GOOD

“Hippie Crack” Might Fight Depression

Nitrous oxide, the newest party drug to go therapeutic, is a laugh and a half.

Oh, nitrous. At a party in Greenpoint, Brooklyn, I once saw two guys fight over the last of the laughing gas, a pair of grown men rolling around on the floor, each trying to wrestle a yellow balloon from the other’s grasp. Their tussle was a blur of beards and denim, strangely vicious for the otherwise good vibes of the evening and yet restrained—if it got too rough the precious gas could seep out, or even worse the balloon could pop. Not to say that huffing nitrous makes you a whacked out maniac—it can actually be really fun, and for all I know, those guys, (who had gone through most of a tank on their own), were whacked out maniacs to start with. It’s a weird drug.

But it also makes you laugh. The journal Biological Psychiatry published a study yesterday asserting that nitrous oxide administered at low levels was effective in combatting treatment-resistant depression. It was just a proof-of-concept trial and the test group was small, but results seemed encouraging. The L.A. Times reports that like ketamine, another party drug that’s recently been enlisted as potentially therapeutic, nitrous could serve as a “rescue drug,” a fast-acting antidepressant that would fill the up-to-six-week gap it takes traditional antidepressants to kick in. In cases of extreme depression, this kind intervention could literally be a lifesaver.


The study’s results, promising as they were, weren’t all giggles and sunshine: “Three depression patients reports nausea and vomiting, two complained of headache, and three reported anxiety or panic attacks after the nitrous dose,” writes the Times. And while my earlier anecdotal tale of nitrous abuse and hipster combat has nothing to do with how the gas would be administered as an antidepressant, and I’m a general believer in recreational drug use, it has always seemed odd to me that something that makes one feel so light and pleasant could have such a peculiar dark side: Indeed, demented cult leader (and possible biological terrorist) Osho would huff laughing gas all day, and this amazing story from the Village Voice a few years ago takes readers into the scummy world of the festival circuit’s “Nitrous Mafia,” who control the laughing gas game with an iron fist. In the piece, a touring musician tells the Voice: “They don't call it ‘hippie crack’ for nothing.”

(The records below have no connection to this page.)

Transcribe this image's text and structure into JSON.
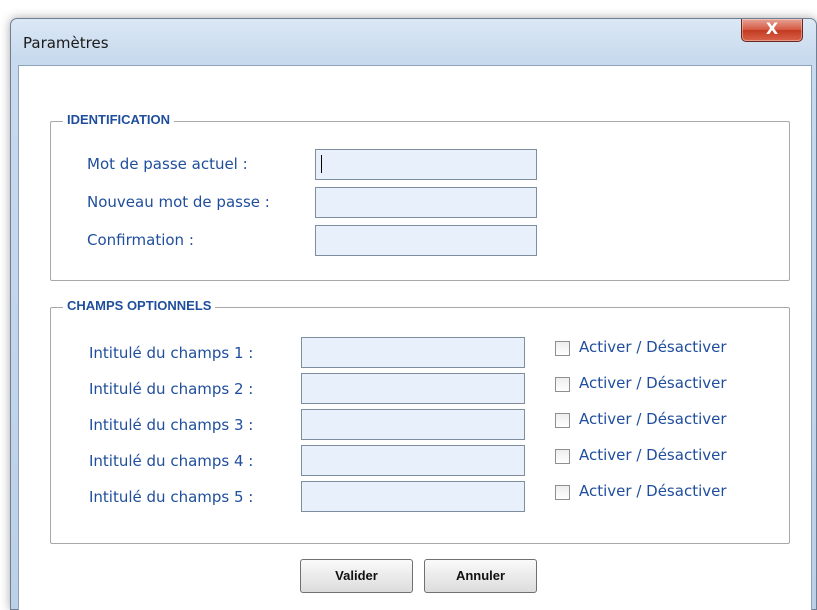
{
  "window": {
    "title": "Paramètres",
    "close_glyph": "X"
  },
  "identification": {
    "title": "IDENTIFICATION",
    "fields": [
      {
        "label": "Mot de passe actuel :",
        "value": ""
      },
      {
        "label": "Nouveau mot de passe :",
        "value": ""
      },
      {
        "label": "Confirmation :",
        "value": ""
      }
    ]
  },
  "optional": {
    "title": "CHAMPS OPTIONNELS",
    "rows": [
      {
        "label": "Intitulé du champs 1 :",
        "value": "",
        "checkbox_label": "Activer / Désactiver",
        "checked": false
      },
      {
        "label": "Intitulé du champs 2 :",
        "value": "",
        "checkbox_label": "Activer / Désactiver",
        "checked": false
      },
      {
        "label": "Intitulé du champs 3 :",
        "value": "",
        "checkbox_label": "Activer / Désactiver",
        "checked": false
      },
      {
        "label": "Intitulé du champs 4 :",
        "value": "",
        "checkbox_label": "Activer / Désactiver",
        "checked": false
      },
      {
        "label": "Intitulé du champs 5 :",
        "value": "",
        "checkbox_label": "Activer / Désactiver",
        "checked": false
      }
    ]
  },
  "buttons": {
    "validate": "Valider",
    "cancel": "Annuler"
  }
}
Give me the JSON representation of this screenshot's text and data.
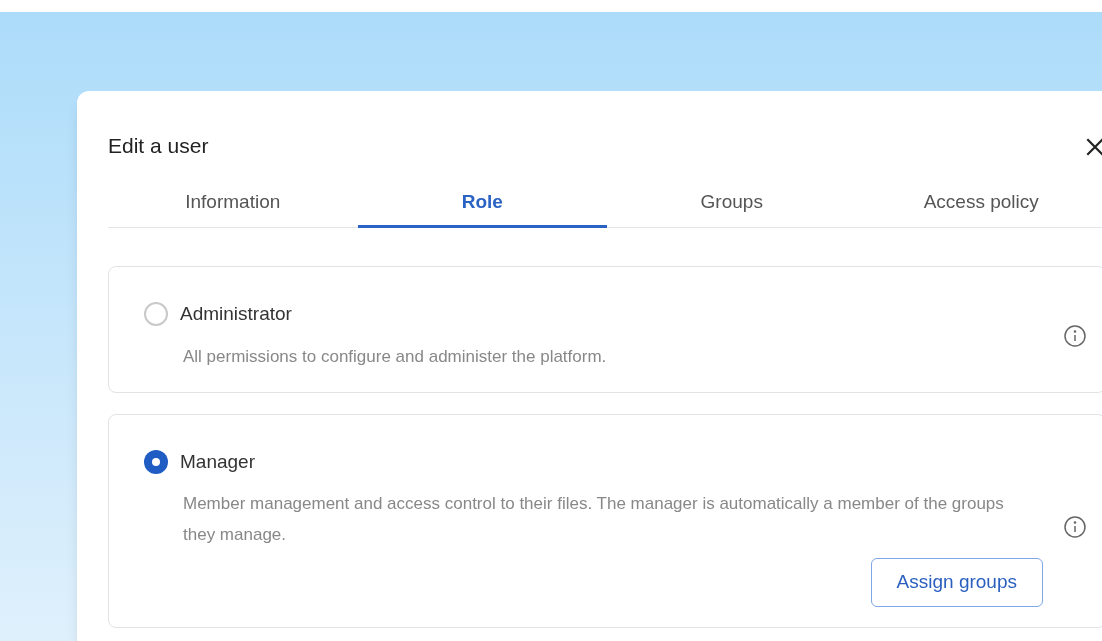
{
  "dialog": {
    "title": "Edit a user"
  },
  "tabs": [
    {
      "label": "Information",
      "selected": false
    },
    {
      "label": "Role",
      "selected": true
    },
    {
      "label": "Groups",
      "selected": false
    },
    {
      "label": "Access policy",
      "selected": false
    }
  ],
  "roles": [
    {
      "name": "Administrator",
      "description": "All permissions to configure and administer the platform.",
      "selected": false
    },
    {
      "name": "Manager",
      "description": "Member management and access control to their files. The manager is automatically a member of the groups they manage.",
      "selected": true,
      "action": "Assign groups"
    }
  ]
}
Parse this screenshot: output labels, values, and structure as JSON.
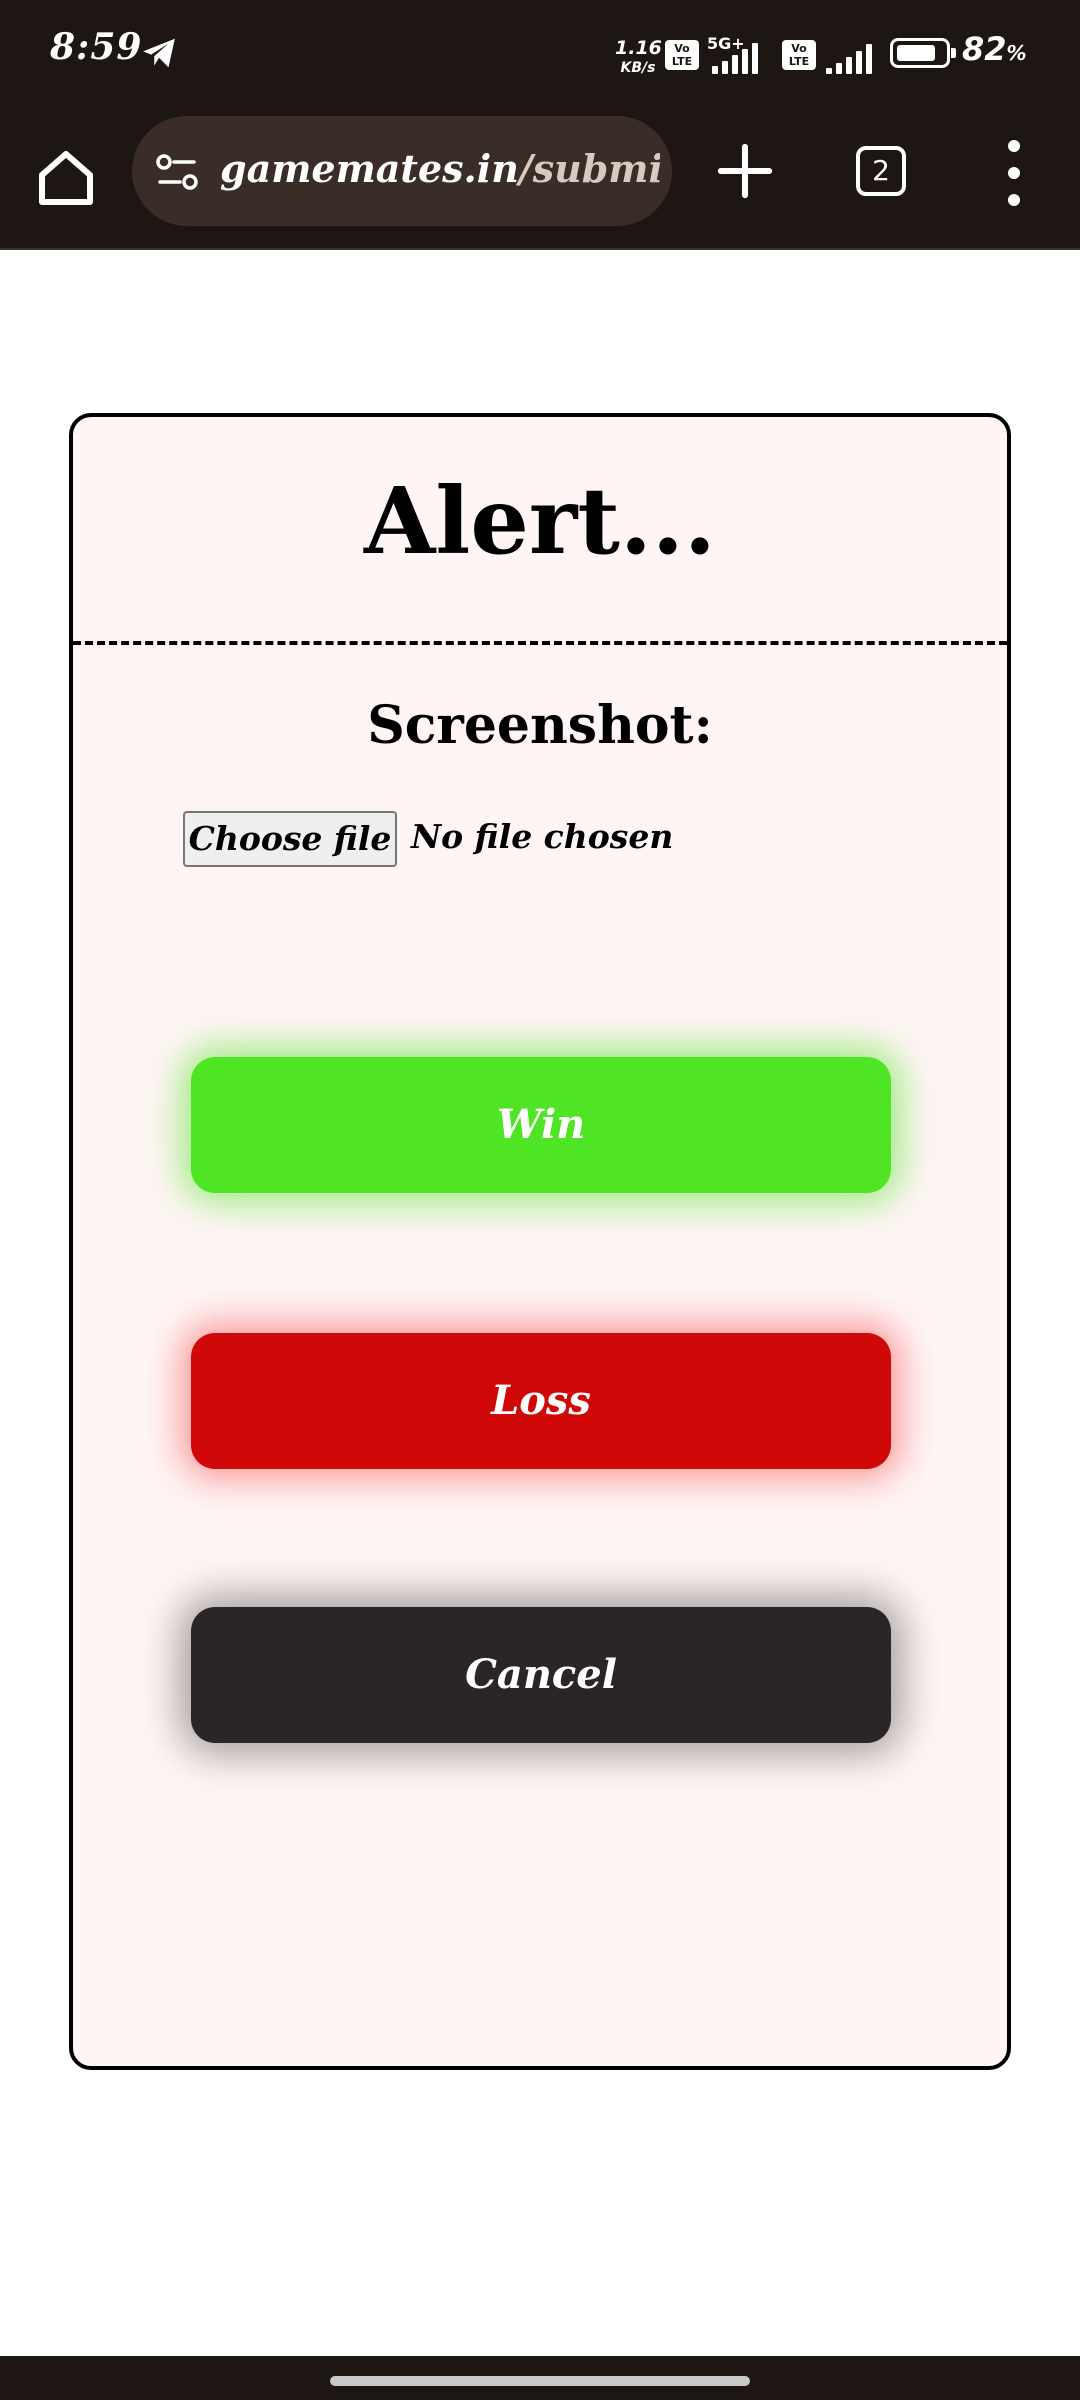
{
  "status_bar": {
    "time": "8:59",
    "net_speed_value": "1.16",
    "net_speed_unit": "KB/s",
    "sim1_badge": "Vo LTE",
    "network_type": "5G+",
    "sim2_badge": "Vo LTE",
    "battery_level": 82,
    "battery_value": "82",
    "battery_unit": "%",
    "icons": [
      "telegram-icon",
      "signal-icon",
      "signal-icon",
      "battery-icon"
    ]
  },
  "browser": {
    "url_domain": "gamemates.in",
    "url_path": "/submit_",
    "tab_count": "2",
    "icons": [
      "home-icon",
      "site-settings-icon",
      "plus-icon",
      "tabs-icon",
      "menu-icon"
    ]
  },
  "modal": {
    "title": "Alert...",
    "section_label": "Screenshot:",
    "file_input": {
      "button_label": "Choose file",
      "status": "No file chosen"
    },
    "buttons": {
      "win": "Win",
      "loss": "Loss",
      "cancel": "Cancel"
    }
  },
  "colors": {
    "win": "#4fe424",
    "loss": "#d00808",
    "cancel": "#2b2625",
    "modal_bg": "#fff5f5",
    "chrome_bg": "#1e1613"
  }
}
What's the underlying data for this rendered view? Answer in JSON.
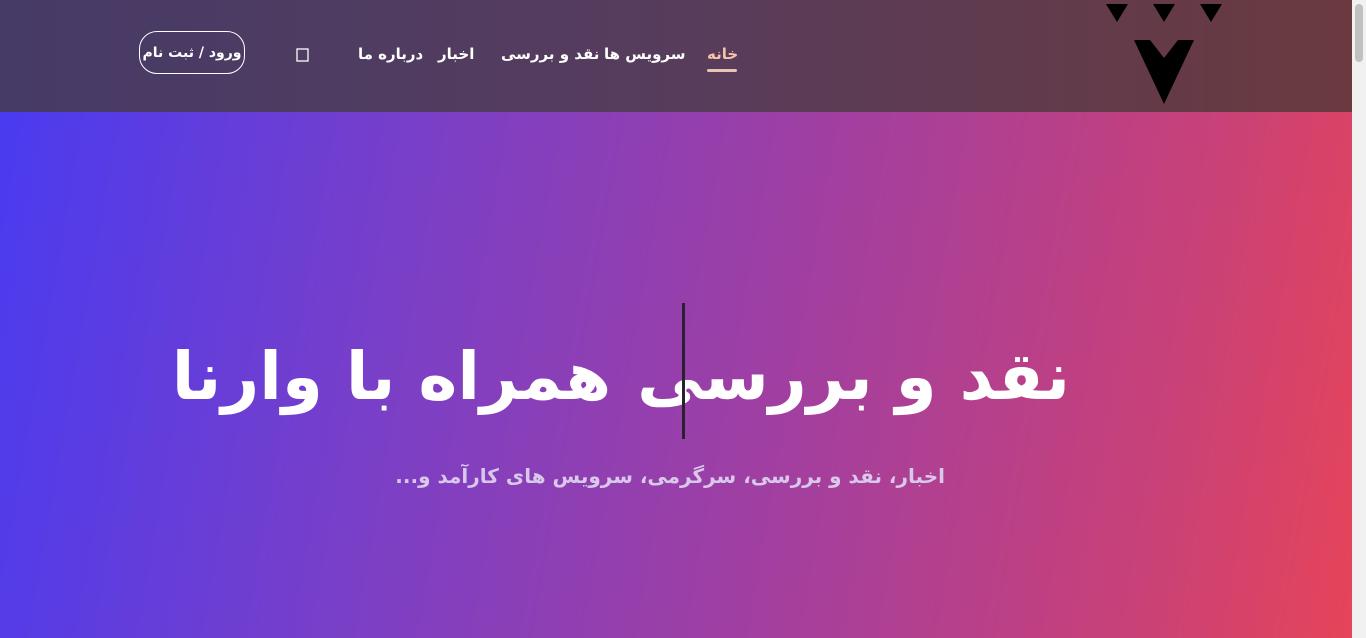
{
  "header": {
    "logo_icon": "varna-logo-icon",
    "nav": [
      {
        "label": "خانه",
        "active": true
      },
      {
        "label": "سرویس ها",
        "active": false
      },
      {
        "label": "نقد و بررسی",
        "active": false
      },
      {
        "label": "اخبار",
        "active": false
      },
      {
        "label": "درباره ما",
        "active": false
      }
    ],
    "search_icon": "search-icon",
    "login_label": "ورود / ثبت نام"
  },
  "hero": {
    "title_part_1": "نقد و بررسی",
    "title_part_2": "همراه با وارنا",
    "subtitle": "اخبار، نقد و بررسی، سرگرمی، سرویس های کارآمد و..."
  },
  "colors": {
    "header_gradient": [
      "#463b67",
      "#6a3a3f"
    ],
    "hero_gradient": [
      "#4a3bf0",
      "#e64459"
    ],
    "active_nav": "#f3c4a8"
  }
}
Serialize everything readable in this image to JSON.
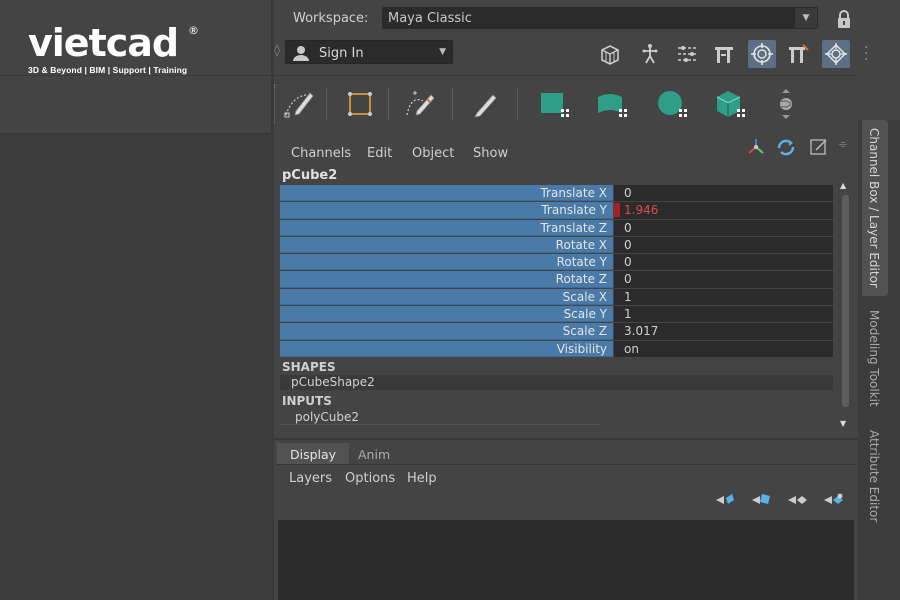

Articles

Between Alexa, Siri, and Google, artificial intelligence is quickly changing us and the way we live. We no longer have to get up to turn on the lights or set the thermostat, we can find the fastest route to work with a click, and, most importantly, tag our friends in pictures. But interacting with the world isn't the only thing AI is making easier – now we can use it save the world, too.

Keep Reading Show less
Good News

An anonymous White House official claims President Trump cruelly limited Hispanic immigrants in their new book, "A Warning."

The book, to be released on November 19, gives an alleged insider account of the Trump White House and paints a picture of the president as a chaotic man who lacks the mental and moral acumen required for the job.

The anonymous staffer says that Trump once feigned a Hispanic accent and made fun of women attempting to immigrate to the U.S.

Keep Reading Show less
Politics
via KTVU / YouTube

The 63-year-old Oakland-Alameda Coliseum, currently branded the RingCentral Coliseum, is one of the most decrepit sports venues in America.

The home to the the NFL's Oakland Raiders (until they move to Las Vegas next season) and MLB's A's, is notoriously known as the Black Hole and has made headlines for its frequent flooding and sewage issues.

One of the stadium's few positive aspects is its connection to public transportation.

Keep Reading Show less
Hero Video
Yad Vashem

Since 1992, the Jewish Foundation for the Righteous has been holding reunion ceremonies between Holocaust survivors and rescuers once a year. But the tradition is coming to an end, as many have died or are too frail to travel. What might be the last reunion of its kind took place when a 92-year-old woman met up with the two surviving family members that she helped hide during the Holocaust, and their descendants.

Sarah Yanai and Yossi Mor introduced Melpomeni Dina (nee Gianopoulou) to their almost 40 family members, all decedents of the Mordechai family, the family of seven that Dina and her two sisters hid during WWII. "There are no words to describe this feeling," Dina told the Jeruselum Post. "It is very emotional for us to be together again."

Keep Reading Show less
Culture
via Facebook / Autumn Dayss

Facebook user and cosplayer Autumn Dayss has stirred up a bit of Halloween controversy with her last-minute costume, an anti-Vaxx mother.

An image she posted to the social network shows a smiling Dayss wearing a baby carrier featuring a small skeleton. "Going to a costume party tonight as Karen and her non-vaccinated child," the caption over the image reads.

Keep Reading Show less
Health